# TASK DESCRIPTION
Pictures aside, each entry has to be returned exactly as it stands.

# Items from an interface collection
=== Begin Enclosure ===
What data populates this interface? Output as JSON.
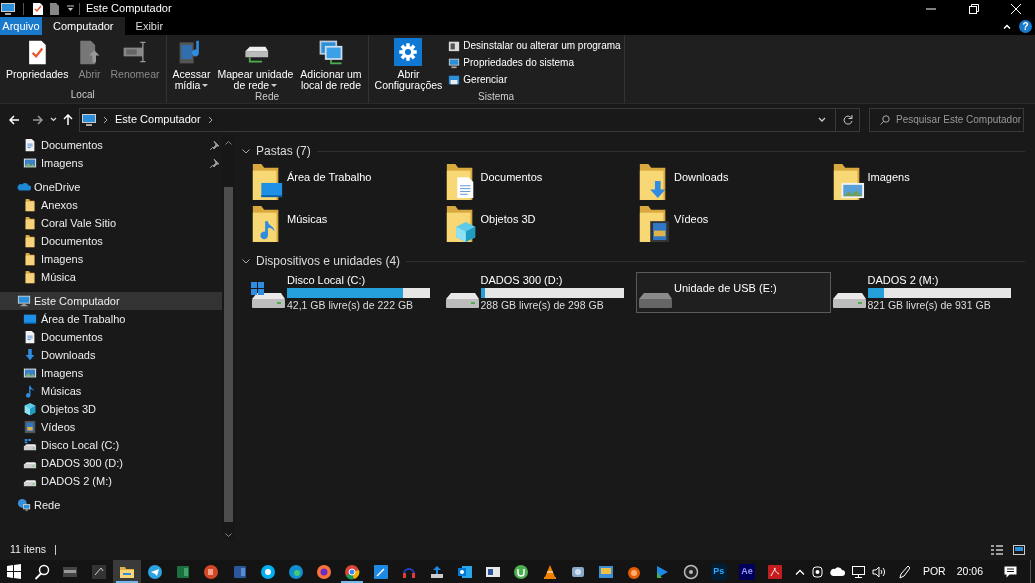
{
  "window": {
    "title": "Este Computador",
    "help": "?"
  },
  "tabs": [
    {
      "label": "Arquivo",
      "kind": "file",
      "selected": false
    },
    {
      "label": "Computador",
      "kind": "tab",
      "selected": true
    },
    {
      "label": "Exibir",
      "kind": "tab",
      "selected": false
    }
  ],
  "ribbon": {
    "groups": [
      {
        "label": "Local",
        "buttons": [
          {
            "kind": "properties",
            "lines": [
              "Propriedades"
            ],
            "disabled": false,
            "dropdown": false
          },
          {
            "kind": "open",
            "lines": [
              "Abrir"
            ],
            "disabled": true,
            "dropdown": false
          },
          {
            "kind": "rename",
            "lines": [
              "Renomear"
            ],
            "disabled": true,
            "dropdown": false
          }
        ]
      },
      {
        "label": "Rede",
        "buttons": [
          {
            "kind": "media",
            "lines": [
              "Acessar",
              "mídia"
            ],
            "disabled": false,
            "dropdown": true
          },
          {
            "kind": "map-drive",
            "lines": [
              "Mapear unidade",
              "de rede"
            ],
            "disabled": false,
            "dropdown": true
          },
          {
            "kind": "add-location",
            "lines": [
              "Adicionar um",
              "local de rede"
            ],
            "disabled": false,
            "dropdown": false
          }
        ]
      },
      {
        "label": "Sistema",
        "buttons": [
          {
            "kind": "settings",
            "lines": [
              "Abrir",
              "Configurações"
            ],
            "disabled": false,
            "dropdown": false
          }
        ],
        "small_buttons": [
          {
            "kind": "uninstall",
            "label": "Desinstalar ou alterar um programa"
          },
          {
            "kind": "system",
            "label": "Propriedades do sistema"
          },
          {
            "kind": "manage",
            "label": "Gerenciar"
          }
        ]
      }
    ]
  },
  "address": {
    "path": [
      "Este Computador"
    ],
    "search_placeholder": "Pesquisar Este Computador"
  },
  "nav": {
    "quick_access": [
      {
        "kind": "documents",
        "label": "Documentos",
        "pinned": true,
        "selected": false
      },
      {
        "kind": "pictures",
        "label": "Imagens",
        "pinned": true,
        "selected": false
      }
    ],
    "sections": [
      {
        "kind": "onedrive",
        "label": "OneDrive",
        "selected": false,
        "children": [
          {
            "kind": "folder",
            "label": "Anexos",
            "selected": false
          },
          {
            "kind": "folder",
            "label": "Coral Vale Sitio",
            "selected": false
          },
          {
            "kind": "folder",
            "label": "Documentos",
            "selected": false
          },
          {
            "kind": "folder",
            "label": "Imagens",
            "selected": false
          },
          {
            "kind": "folder",
            "label": "Música",
            "selected": false
          }
        ]
      },
      {
        "kind": "computer",
        "label": "Este Computador",
        "selected": true,
        "children": [
          {
            "kind": "desktop",
            "label": "Área de Trabalho",
            "selected": false
          },
          {
            "kind": "documents",
            "label": "Documentos",
            "selected": false
          },
          {
            "kind": "downloads",
            "label": "Downloads",
            "selected": false
          },
          {
            "kind": "pictures",
            "label": "Imagens",
            "selected": false
          },
          {
            "kind": "music",
            "label": "Músicas",
            "selected": false
          },
          {
            "kind": "objects3d",
            "label": "Objetos 3D",
            "selected": false
          },
          {
            "kind": "videos",
            "label": "Vídeos",
            "selected": false
          },
          {
            "kind": "windows-drive",
            "label": "Disco Local (C:)",
            "selected": false
          },
          {
            "kind": "drive",
            "label": "DADOS 300 (D:)",
            "selected": false
          },
          {
            "kind": "drive",
            "label": "DADOS 2 (M:)",
            "selected": false
          }
        ]
      },
      {
        "kind": "network",
        "label": "Rede",
        "selected": false
      }
    ]
  },
  "content": {
    "groups": [
      {
        "title": "Pastas (7)",
        "kind": "folders",
        "expanded": true,
        "items": [
          {
            "kind": "desktop",
            "label": "Área de Trabalho"
          },
          {
            "kind": "documents",
            "label": "Documentos"
          },
          {
            "kind": "downloads",
            "label": "Downloads"
          },
          {
            "kind": "pictures",
            "label": "Imagens"
          },
          {
            "kind": "music",
            "label": "Músicas"
          },
          {
            "kind": "objects3d",
            "label": "Objetos 3D"
          },
          {
            "kind": "videos",
            "label": "Vídeos"
          }
        ]
      },
      {
        "title": "Dispositivos e unidades (4)",
        "kind": "drives",
        "expanded": true,
        "items": [
          {
            "kind": "windows-drive",
            "label": "Disco Local (C:)",
            "level": 0.81,
            "reading": "42,1 GB livre(s) de 222 GB",
            "selected": false
          },
          {
            "kind": "drive",
            "label": "DADOS 300 (D:)",
            "level": 0.034,
            "reading": "288 GB livre(s) de 298 GB",
            "selected": false
          },
          {
            "kind": "usb",
            "label": "Unidade de USB (E:)",
            "selected": true
          },
          {
            "kind": "drive",
            "label": "DADOS 2 (M:)",
            "level": 0.118,
            "reading": "821 GB livre(s) de 931 GB",
            "selected": false
          }
        ]
      }
    ]
  },
  "status_bar": {
    "count": "11 itens"
  },
  "taskbar": {
    "apps": [
      {
        "kind": "start",
        "active": false,
        "running": false
      },
      {
        "kind": "search",
        "active": false,
        "running": false
      },
      {
        "kind": "dark",
        "active": false,
        "running": false
      },
      {
        "kind": "dark2",
        "active": false,
        "running": false
      },
      {
        "kind": "explorer",
        "active": true,
        "running": true
      },
      {
        "kind": "telegram",
        "active": false,
        "running": false
      },
      {
        "kind": "excel",
        "active": false,
        "running": false
      },
      {
        "kind": "powerpoint",
        "active": false,
        "running": false
      },
      {
        "kind": "word",
        "active": false,
        "running": false
      },
      {
        "kind": "skype",
        "active": false,
        "running": false
      },
      {
        "kind": "edge",
        "active": false,
        "running": false
      },
      {
        "kind": "firefox",
        "active": false,
        "running": false
      },
      {
        "kind": "chrome",
        "active": false,
        "running": true
      },
      {
        "kind": "pen",
        "active": false,
        "running": false
      },
      {
        "kind": "headset",
        "active": false,
        "running": false
      },
      {
        "kind": "upload",
        "active": false,
        "running": false
      },
      {
        "kind": "outlook",
        "active": false,
        "running": false
      },
      {
        "kind": "window",
        "active": false,
        "running": false
      },
      {
        "kind": "utorrent",
        "active": false,
        "running": false
      },
      {
        "kind": "vlc",
        "active": false,
        "running": false
      },
      {
        "kind": "photos",
        "active": false,
        "running": false
      },
      {
        "kind": "image",
        "active": false,
        "running": false
      },
      {
        "kind": "orange",
        "active": false,
        "running": false
      },
      {
        "kind": "play",
        "active": false,
        "running": false
      },
      {
        "kind": "obs",
        "active": false,
        "running": false
      },
      {
        "kind": "ps",
        "text": "Ps",
        "active": false,
        "running": false
      },
      {
        "kind": "ae",
        "text": "Ae",
        "active": false,
        "running": false
      },
      {
        "kind": "acrobat",
        "active": false,
        "running": false
      }
    ],
    "language": "POR",
    "time": "20:06"
  }
}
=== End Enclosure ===
# ANSWER FOR THIS EXERCISE
What data populates this interface? Output as JSON.
{
  "window": {
    "title": "Este Computador",
    "help": "?"
  },
  "tabs": [
    {
      "label": "Arquivo",
      "kind": "file",
      "selected": false
    },
    {
      "label": "Computador",
      "kind": "tab",
      "selected": true
    },
    {
      "label": "Exibir",
      "kind": "tab",
      "selected": false
    }
  ],
  "ribbon": {
    "groups": [
      {
        "label": "Local",
        "buttons": [
          {
            "kind": "properties",
            "lines": [
              "Propriedades"
            ],
            "disabled": false,
            "dropdown": false
          },
          {
            "kind": "open",
            "lines": [
              "Abrir"
            ],
            "disabled": true,
            "dropdown": false
          },
          {
            "kind": "rename",
            "lines": [
              "Renomear"
            ],
            "disabled": true,
            "dropdown": false
          }
        ]
      },
      {
        "label": "Rede",
        "buttons": [
          {
            "kind": "media",
            "lines": [
              "Acessar",
              "mídia"
            ],
            "disabled": false,
            "dropdown": true
          },
          {
            "kind": "map-drive",
            "lines": [
              "Mapear unidade",
              "de rede"
            ],
            "disabled": false,
            "dropdown": true
          },
          {
            "kind": "add-location",
            "lines": [
              "Adicionar um",
              "local de rede"
            ],
            "disabled": false,
            "dropdown": false
          }
        ]
      },
      {
        "label": "Sistema",
        "buttons": [
          {
            "kind": "settings",
            "lines": [
              "Abrir",
              "Configurações"
            ],
            "disabled": false,
            "dropdown": false
          }
        ],
        "small_buttons": [
          {
            "kind": "uninstall",
            "label": "Desinstalar ou alterar um programa"
          },
          {
            "kind": "system",
            "label": "Propriedades do sistema"
          },
          {
            "kind": "manage",
            "label": "Gerenciar"
          }
        ]
      }
    ]
  },
  "address": {
    "path": [
      "Este Computador"
    ],
    "search_placeholder": "Pesquisar Este Computador"
  },
  "nav": {
    "quick_access": [
      {
        "kind": "documents",
        "label": "Documentos",
        "pinned": true,
        "selected": false
      },
      {
        "kind": "pictures",
        "label": "Imagens",
        "pinned": true,
        "selected": false
      }
    ],
    "sections": [
      {
        "kind": "onedrive",
        "label": "OneDrive",
        "selected": false,
        "children": [
          {
            "kind": "folder",
            "label": "Anexos",
            "selected": false
          },
          {
            "kind": "folder",
            "label": "Coral Vale Sitio",
            "selected": false
          },
          {
            "kind": "folder",
            "label": "Documentos",
            "selected": false
          },
          {
            "kind": "folder",
            "label": "Imagens",
            "selected": false
          },
          {
            "kind": "folder",
            "label": "Música",
            "selected": false
          }
        ]
      },
      {
        "kind": "computer",
        "label": "Este Computador",
        "selected": true,
        "children": [
          {
            "kind": "desktop",
            "label": "Área de Trabalho",
            "selected": false
          },
          {
            "kind": "documents",
            "label": "Documentos",
            "selected": false
          },
          {
            "kind": "downloads",
            "label": "Downloads",
            "selected": false
          },
          {
            "kind": "pictures",
            "label": "Imagens",
            "selected": false
          },
          {
            "kind": "music",
            "label": "Músicas",
            "selected": false
          },
          {
            "kind": "objects3d",
            "label": "Objetos 3D",
            "selected": false
          },
          {
            "kind": "videos",
            "label": "Vídeos",
            "selected": false
          },
          {
            "kind": "windows-drive",
            "label": "Disco Local (C:)",
            "selected": false
          },
          {
            "kind": "drive",
            "label": "DADOS 300 (D:)",
            "selected": false
          },
          {
            "kind": "drive",
            "label": "DADOS 2 (M:)",
            "selected": false
          }
        ]
      },
      {
        "kind": "network",
        "label": "Rede",
        "selected": false
      }
    ]
  },
  "content": {
    "groups": [
      {
        "title": "Pastas (7)",
        "kind": "folders",
        "expanded": true,
        "items": [
          {
            "kind": "desktop",
            "label": "Área de Trabalho"
          },
          {
            "kind": "documents",
            "label": "Documentos"
          },
          {
            "kind": "downloads",
            "label": "Downloads"
          },
          {
            "kind": "pictures",
            "label": "Imagens"
          },
          {
            "kind": "music",
            "label": "Músicas"
          },
          {
            "kind": "objects3d",
            "label": "Objetos 3D"
          },
          {
            "kind": "videos",
            "label": "Vídeos"
          }
        ]
      },
      {
        "title": "Dispositivos e unidades (4)",
        "kind": "drives",
        "expanded": true,
        "items": [
          {
            "kind": "windows-drive",
            "label": "Disco Local (C:)",
            "level": 0.81,
            "reading": "42,1 GB livre(s) de 222 GB",
            "selected": false
          },
          {
            "kind": "drive",
            "label": "DADOS 300 (D:)",
            "level": 0.034,
            "reading": "288 GB livre(s) de 298 GB",
            "selected": false
          },
          {
            "kind": "usb",
            "label": "Unidade de USB (E:)",
            "selected": true
          },
          {
            "kind": "drive",
            "label": "DADOS 2 (M:)",
            "level": 0.118,
            "reading": "821 GB livre(s) de 931 GB",
            "selected": false
          }
        ]
      }
    ]
  },
  "status_bar": {
    "count": "11 itens"
  },
  "taskbar": {
    "apps": [
      {
        "kind": "start",
        "active": false,
        "running": false
      },
      {
        "kind": "search",
        "active": false,
        "running": false
      },
      {
        "kind": "dark",
        "active": false,
        "running": false
      },
      {
        "kind": "dark2",
        "active": false,
        "running": false
      },
      {
        "kind": "explorer",
        "active": true,
        "running": true
      },
      {
        "kind": "telegram",
        "active": false,
        "running": false
      },
      {
        "kind": "excel",
        "active": false,
        "running": false
      },
      {
        "kind": "powerpoint",
        "active": false,
        "running": false
      },
      {
        "kind": "word",
        "active": false,
        "running": false
      },
      {
        "kind": "skype",
        "active": false,
        "running": false
      },
      {
        "kind": "edge",
        "active": false,
        "running": false
      },
      {
        "kind": "firefox",
        "active": false,
        "running": false
      },
      {
        "kind": "chrome",
        "active": false,
        "running": true
      },
      {
        "kind": "pen",
        "active": false,
        "running": false
      },
      {
        "kind": "headset",
        "active": false,
        "running": false
      },
      {
        "kind": "upload",
        "active": false,
        "running": false
      },
      {
        "kind": "outlook",
        "active": false,
        "running": false
      },
      {
        "kind": "window",
        "active": false,
        "running": false
      },
      {
        "kind": "utorrent",
        "active": false,
        "running": false
      },
      {
        "kind": "vlc",
        "active": false,
        "running": false
      },
      {
        "kind": "photos",
        "active": false,
        "running": false
      },
      {
        "kind": "image",
        "active": false,
        "running": false
      },
      {
        "kind": "orange",
        "active": false,
        "running": false
      },
      {
        "kind": "play",
        "active": false,
        "running": false
      },
      {
        "kind": "obs",
        "active": false,
        "running": false
      },
      {
        "kind": "ps",
        "text": "Ps",
        "active": false,
        "running": false
      },
      {
        "kind": "ae",
        "text": "Ae",
        "active": false,
        "running": false
      },
      {
        "kind": "acrobat",
        "active": false,
        "running": false
      }
    ],
    "language": "POR",
    "time": "20:06"
  }
}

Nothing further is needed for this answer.